Simple Requests

In its most simple form, a polite request can consist of only two words.

Structure

请 + Verb

Examples

  • 进 。Qǐng jìn.Please come in.
  • 坐 。Qǐng zuò.Please sit down.
  • 说 。Qǐng shuō.Please speak.

Longer Requests

Obviously, those requests may be significantly longer.

Structure

请 (+ 你) + Verb Phrase

Examples

  • 喝 茶 。Qǐng hē chá.Please have some tea.
  • 不要 迟到 。Qǐng bùyào chídào.Please do not be late.
  • 尝 一 尝 。Qǐng cháng yī cháng.Please have a taste.
  • 你 说 得 慢 一点 。Qǐng nǐ shuō de màn yīdiǎn.Please speak more slowly.
  • 你 听 老师 的 话 。Qǐng nǐ tīng lǎoshī de huà.Please listen to the teacher.
  • 你 离开 。Qǐng nǐ líkāi.Please leave.

The phrase 请问 (qǐngwèn) is a set expression meaning not "please ask," but rather, "may I ask." It frequently comes before asking for directions or other polite requests for information.

  • 问 , 洗手间 在 哪里 。Qǐng wèn, xǐshǒujiān zài nǎlǐ?Excuse me, where is the restroom?

Being Polite without 请 (qǐng)

You may have noticed that the Chinese themselves do not use 请 (qǐng) nearly as much as we use the word "please" in English. It's not because Chinese people are rude; it's because the word 请 (qǐng) feels rather formal in Chinese, and most people don't feel the need to use it with family members, friends, or even co-workers.

Here are some other ways to start make a request to still be polite, but less in a less formal way:

  • 可 不 可以 …… ?kě bu kěyǐ…?Could you...?
  • 能 不 能 …… ?néng bu néng…?Can you...?
  • 麻烦 你 …… Máfan nǐ…Can I trouble you to... (?)

More Advanced Uses of 请 (qǐng)

Aside from this "please" usage, the word 请 (qǐng) has some additional uses not covered here.
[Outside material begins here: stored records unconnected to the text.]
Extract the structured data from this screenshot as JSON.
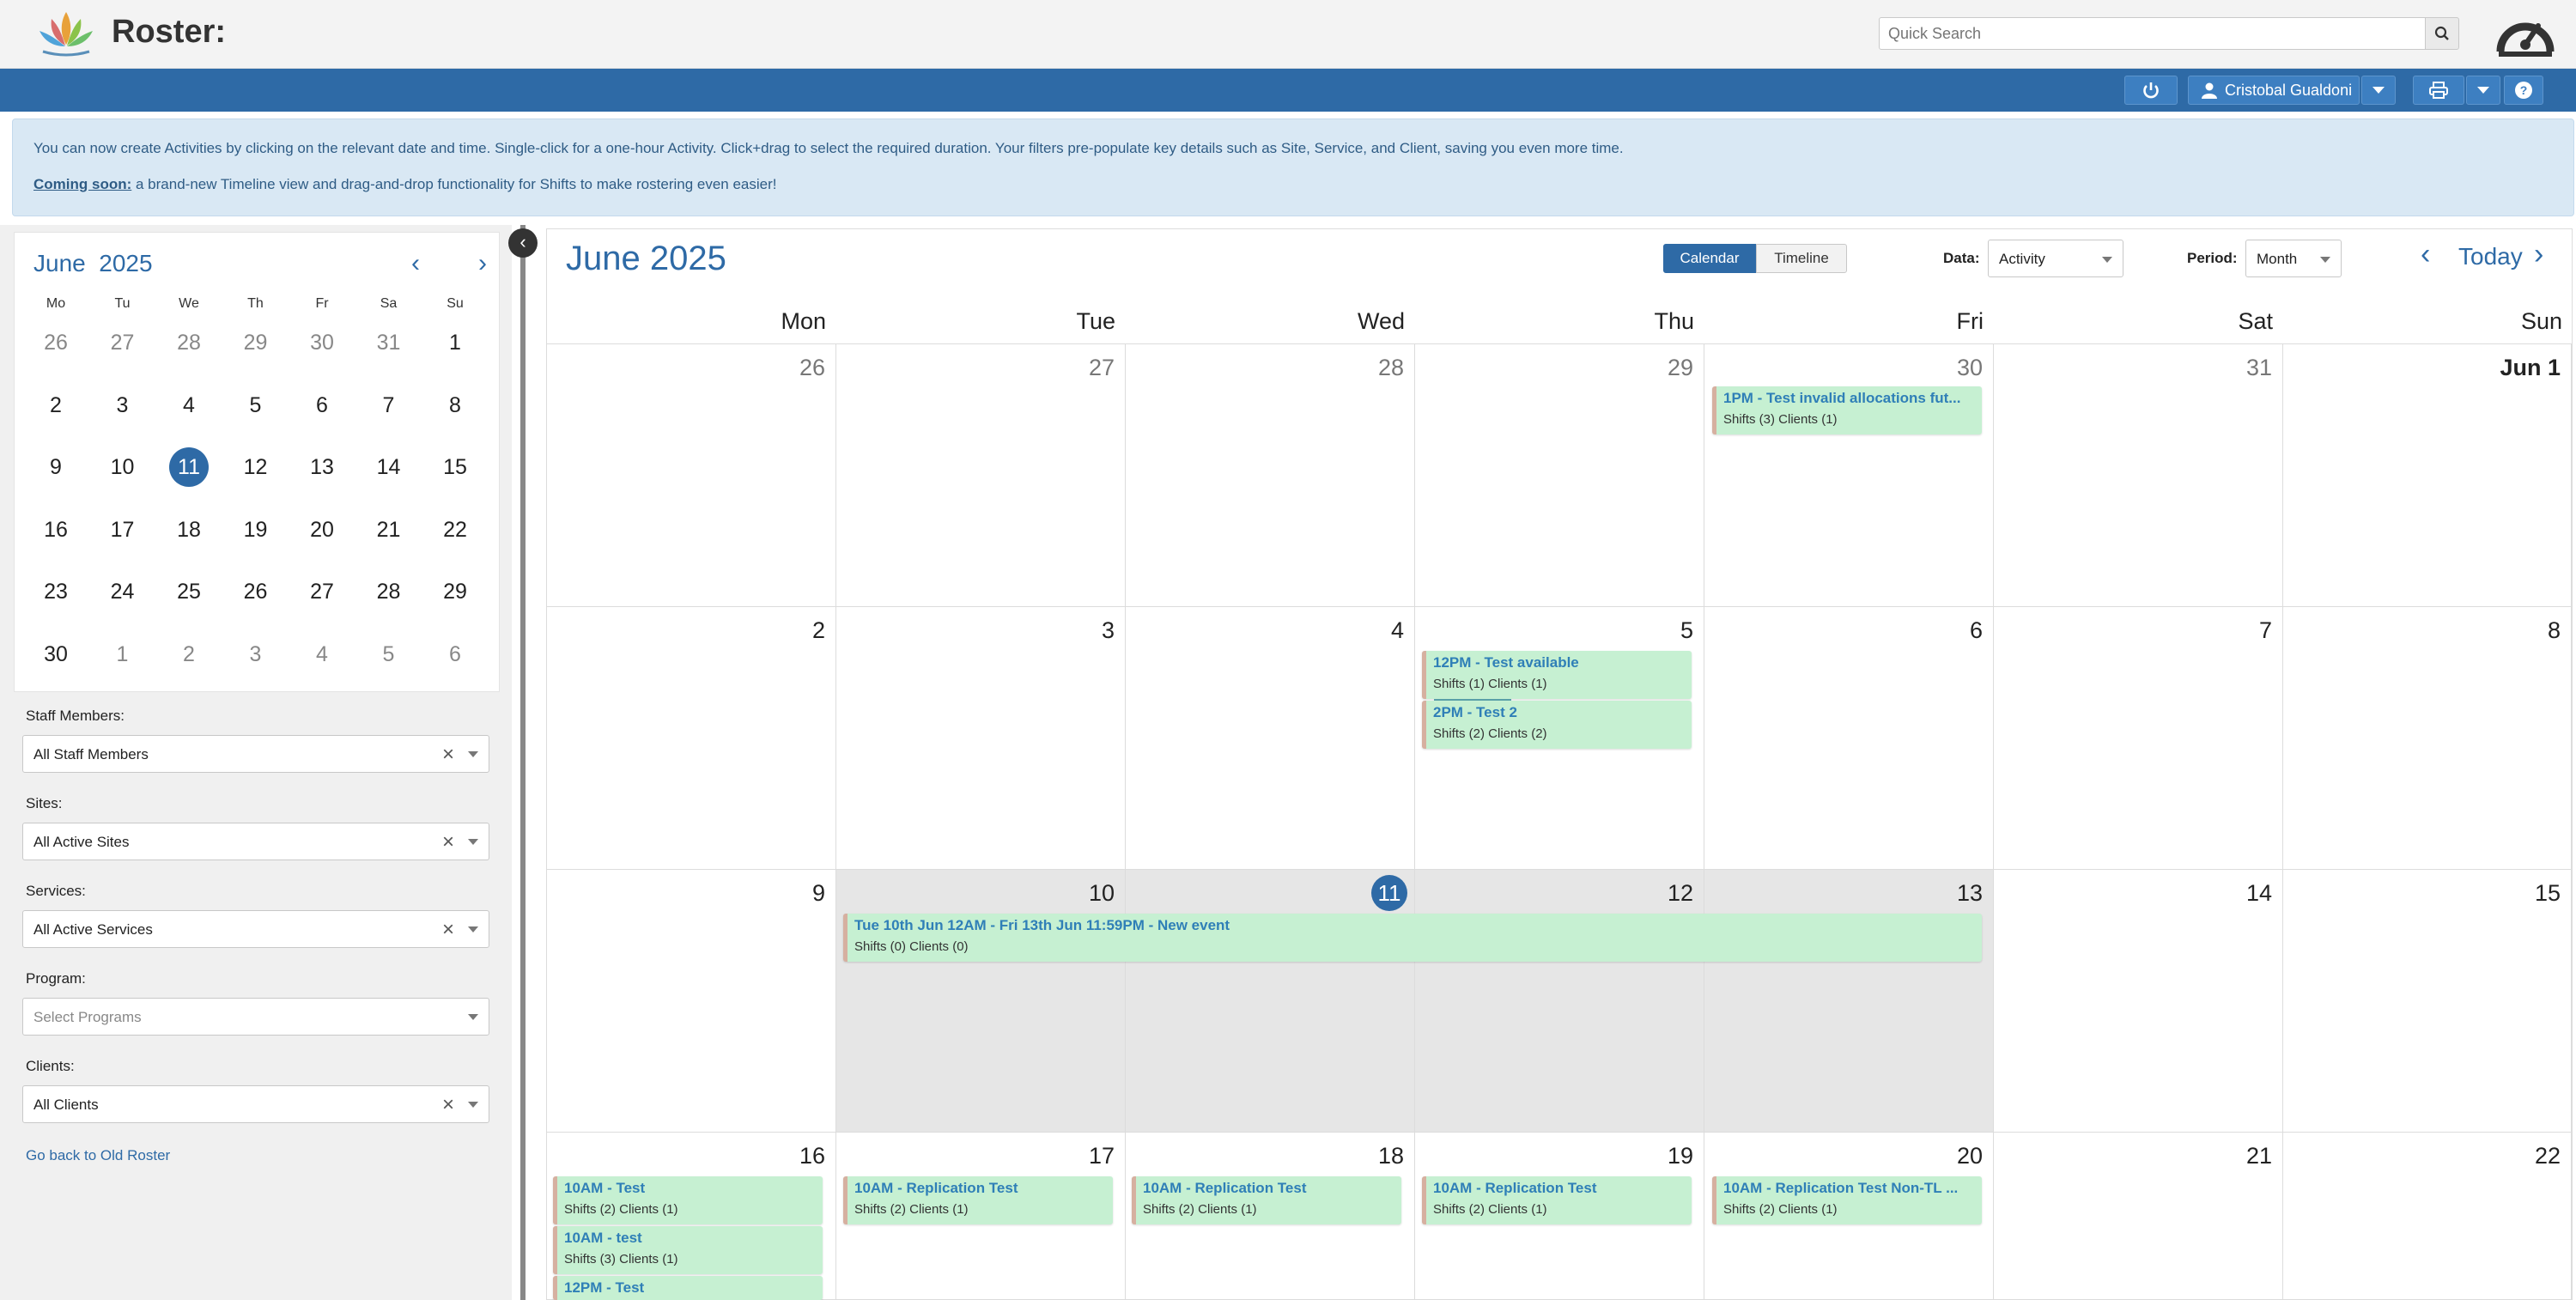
{
  "header": {
    "app_title": "Roster:",
    "search_placeholder": "Quick Search",
    "logo_icon": "lotus-logo-icon",
    "dashboard_icon": "gauge-icon"
  },
  "toolbar": {
    "user_name": "Cristobal Gualdoni",
    "power_icon": "power-icon",
    "print_icon": "printer-icon",
    "help_icon": "help-icon"
  },
  "banner": {
    "line1": "You can now create Activities by clicking on the relevant date and time. Single-click for a one-hour Activity. Click+drag to select the required duration. Your filters pre-populate key details such as Site, Service, and Client, saving you even more time.",
    "coming_soon_label": "Coming soon:",
    "line2": "a brand-new Timeline view and drag-and-drop functionality for Shifts to make rostering even easier!"
  },
  "mini_calendar": {
    "month_label": "June",
    "year_label": "2025",
    "weekdays": [
      "Mo",
      "Tu",
      "We",
      "Th",
      "Fr",
      "Sa",
      "Su"
    ],
    "weeks": [
      [
        "26",
        "27",
        "28",
        "29",
        "30",
        "31",
        "1"
      ],
      [
        "2",
        "3",
        "4",
        "5",
        "6",
        "7",
        "8"
      ],
      [
        "9",
        "10",
        "11",
        "12",
        "13",
        "14",
        "15"
      ],
      [
        "16",
        "17",
        "18",
        "19",
        "20",
        "21",
        "22"
      ],
      [
        "23",
        "24",
        "25",
        "26",
        "27",
        "28",
        "29"
      ],
      [
        "30",
        "1",
        "2",
        "3",
        "4",
        "5",
        "6"
      ]
    ],
    "selected_day": "11"
  },
  "filters": {
    "staff_label": "Staff Members:",
    "staff_value": "All Staff Members",
    "sites_label": "Sites:",
    "sites_value": "All Active Sites",
    "services_label": "Services:",
    "services_value": "All Active Services",
    "program_label": "Program:",
    "program_placeholder": "Select Programs",
    "clients_label": "Clients:",
    "clients_value": "All Clients",
    "back_link": "Go back to Old Roster"
  },
  "main": {
    "title": "June 2025",
    "view_calendar": "Calendar",
    "view_timeline": "Timeline",
    "data_label": "Data:",
    "data_value": "Activity",
    "period_label": "Period:",
    "period_value": "Month",
    "today_label": "Today",
    "weekdays": [
      "Mon",
      "Tue",
      "Wed",
      "Thu",
      "Fri",
      "Sat",
      "Sun"
    ],
    "weeks": [
      [
        "26",
        "27",
        "28",
        "29",
        "30",
        "31",
        "Jun  1"
      ],
      [
        "2",
        "3",
        "4",
        "5",
        "6",
        "7",
        "8"
      ],
      [
        "9",
        "10",
        "11",
        "12",
        "13",
        "14",
        "15"
      ],
      [
        "16",
        "17",
        "18",
        "19",
        "20",
        "21",
        "22"
      ]
    ],
    "today": "11"
  },
  "events": [
    {
      "title": "1PM - Test invalid allocations fut...",
      "sub": "Shifts (3)  Clients (1)"
    },
    {
      "title": "12PM - Test available",
      "sub": "Shifts (1)  Clients (1)"
    },
    {
      "title": "2PM - Test 2",
      "sub": "Shifts (2)  Clients (2)"
    },
    {
      "title": "Tue 10th Jun 12AM - Fri 13th Jun 11:59PM - New event",
      "sub": "Shifts (0)  Clients (0)"
    },
    {
      "title": "10AM - Test",
      "sub": "Shifts (2)  Clients (1)"
    },
    {
      "title": "10AM - test",
      "sub": "Shifts (3)  Clients (1)"
    },
    {
      "title": "12PM - Test",
      "sub": ""
    },
    {
      "title": "10AM - Replication Test",
      "sub": "Shifts (2)  Clients (1)"
    },
    {
      "title": "10AM - Replication Test",
      "sub": "Shifts (2)  Clients (1)"
    },
    {
      "title": "10AM - Replication Test",
      "sub": "Shifts (2)  Clients (1)"
    },
    {
      "title": "10AM - Replication Test Non-TL ...",
      "sub": "Shifts (2)  Clients (1)"
    }
  ]
}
It can mean "to invite," or "to treat (someone to a meal)," and can even be used as a causative verb. None of those uses are covered here.

Sources and further reading